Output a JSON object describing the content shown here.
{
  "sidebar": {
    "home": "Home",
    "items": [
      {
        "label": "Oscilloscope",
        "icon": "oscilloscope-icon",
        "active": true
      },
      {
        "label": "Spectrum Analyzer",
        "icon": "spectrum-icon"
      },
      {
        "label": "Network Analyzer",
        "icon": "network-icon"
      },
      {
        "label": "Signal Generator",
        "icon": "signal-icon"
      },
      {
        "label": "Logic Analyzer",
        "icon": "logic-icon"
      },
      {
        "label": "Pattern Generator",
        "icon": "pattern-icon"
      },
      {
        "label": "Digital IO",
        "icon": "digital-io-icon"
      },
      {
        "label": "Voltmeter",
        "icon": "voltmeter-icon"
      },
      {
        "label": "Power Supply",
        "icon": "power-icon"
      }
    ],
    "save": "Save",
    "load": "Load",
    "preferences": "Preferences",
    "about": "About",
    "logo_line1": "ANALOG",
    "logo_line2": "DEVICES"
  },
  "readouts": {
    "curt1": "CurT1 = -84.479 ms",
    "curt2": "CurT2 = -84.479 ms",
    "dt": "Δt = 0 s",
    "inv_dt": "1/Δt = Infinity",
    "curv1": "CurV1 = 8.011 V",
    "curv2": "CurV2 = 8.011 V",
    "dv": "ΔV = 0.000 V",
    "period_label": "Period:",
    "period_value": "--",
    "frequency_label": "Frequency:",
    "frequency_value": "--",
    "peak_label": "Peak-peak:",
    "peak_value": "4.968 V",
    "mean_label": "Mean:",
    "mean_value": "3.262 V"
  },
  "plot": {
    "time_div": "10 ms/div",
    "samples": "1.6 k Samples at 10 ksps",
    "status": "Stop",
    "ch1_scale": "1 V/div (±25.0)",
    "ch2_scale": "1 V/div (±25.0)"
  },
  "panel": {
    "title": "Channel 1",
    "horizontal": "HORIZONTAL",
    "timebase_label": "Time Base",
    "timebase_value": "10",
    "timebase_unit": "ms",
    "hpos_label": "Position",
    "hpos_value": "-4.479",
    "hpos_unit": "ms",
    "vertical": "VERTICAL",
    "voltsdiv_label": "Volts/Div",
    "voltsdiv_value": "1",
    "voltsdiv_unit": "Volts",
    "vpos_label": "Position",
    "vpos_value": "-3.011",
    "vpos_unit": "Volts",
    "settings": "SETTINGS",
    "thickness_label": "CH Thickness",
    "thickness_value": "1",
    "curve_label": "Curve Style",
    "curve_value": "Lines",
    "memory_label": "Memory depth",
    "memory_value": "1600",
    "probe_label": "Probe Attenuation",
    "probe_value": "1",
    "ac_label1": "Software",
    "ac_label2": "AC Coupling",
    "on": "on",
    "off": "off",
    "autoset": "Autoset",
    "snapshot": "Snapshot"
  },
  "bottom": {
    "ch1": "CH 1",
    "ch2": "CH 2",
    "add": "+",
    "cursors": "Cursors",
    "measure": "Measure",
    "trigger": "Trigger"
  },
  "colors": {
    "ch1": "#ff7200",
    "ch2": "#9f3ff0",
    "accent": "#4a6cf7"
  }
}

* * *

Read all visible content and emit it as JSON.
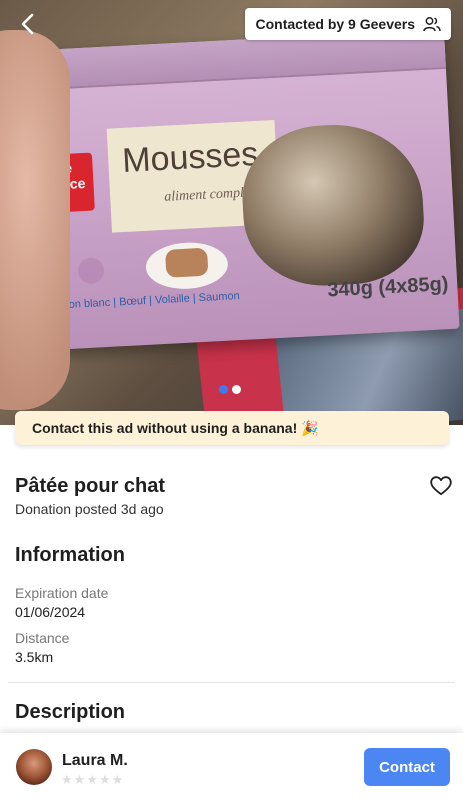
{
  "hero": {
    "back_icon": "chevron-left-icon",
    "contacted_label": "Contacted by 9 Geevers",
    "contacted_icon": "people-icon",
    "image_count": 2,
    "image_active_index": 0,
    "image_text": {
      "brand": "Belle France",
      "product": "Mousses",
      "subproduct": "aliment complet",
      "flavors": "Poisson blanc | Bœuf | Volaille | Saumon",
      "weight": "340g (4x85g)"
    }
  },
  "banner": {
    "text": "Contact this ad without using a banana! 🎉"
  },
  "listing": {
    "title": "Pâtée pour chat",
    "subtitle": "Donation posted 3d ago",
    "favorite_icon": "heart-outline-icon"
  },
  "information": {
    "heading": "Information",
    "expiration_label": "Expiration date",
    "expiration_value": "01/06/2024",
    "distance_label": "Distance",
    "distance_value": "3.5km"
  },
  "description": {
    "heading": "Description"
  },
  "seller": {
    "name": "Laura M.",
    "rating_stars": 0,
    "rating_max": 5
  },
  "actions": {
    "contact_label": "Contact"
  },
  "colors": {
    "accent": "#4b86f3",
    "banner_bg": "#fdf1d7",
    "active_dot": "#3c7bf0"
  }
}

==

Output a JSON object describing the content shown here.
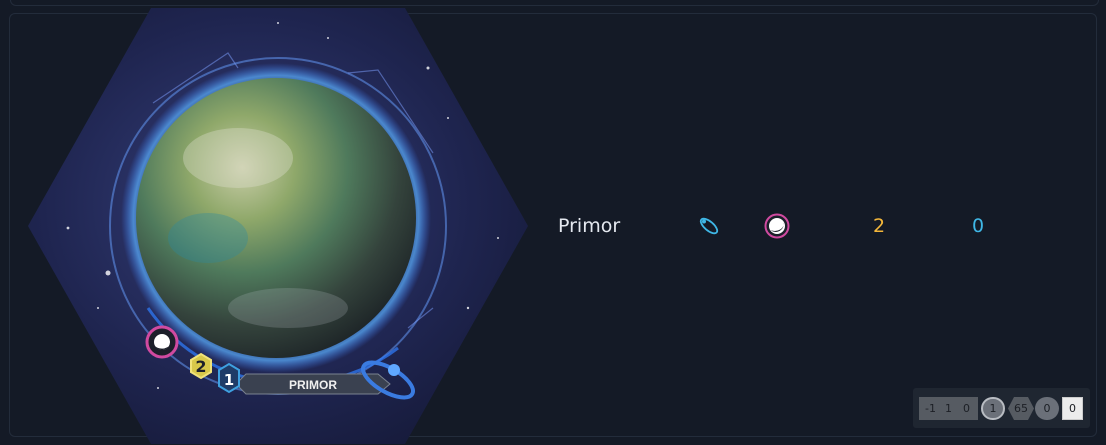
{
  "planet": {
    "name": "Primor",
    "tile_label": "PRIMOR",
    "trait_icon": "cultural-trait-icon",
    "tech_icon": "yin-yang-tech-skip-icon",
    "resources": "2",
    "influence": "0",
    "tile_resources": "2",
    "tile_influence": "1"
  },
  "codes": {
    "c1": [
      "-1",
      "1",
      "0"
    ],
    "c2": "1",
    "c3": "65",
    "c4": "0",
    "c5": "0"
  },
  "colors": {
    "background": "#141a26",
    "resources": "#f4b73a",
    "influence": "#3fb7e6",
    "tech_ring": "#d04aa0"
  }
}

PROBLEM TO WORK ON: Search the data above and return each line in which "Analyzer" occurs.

RESPONSE TO THIS EXERCISE:
        "label": "Spectrum Analyzer",
        "label": "Network Analyzer",
        "label": "Logic Analyzer",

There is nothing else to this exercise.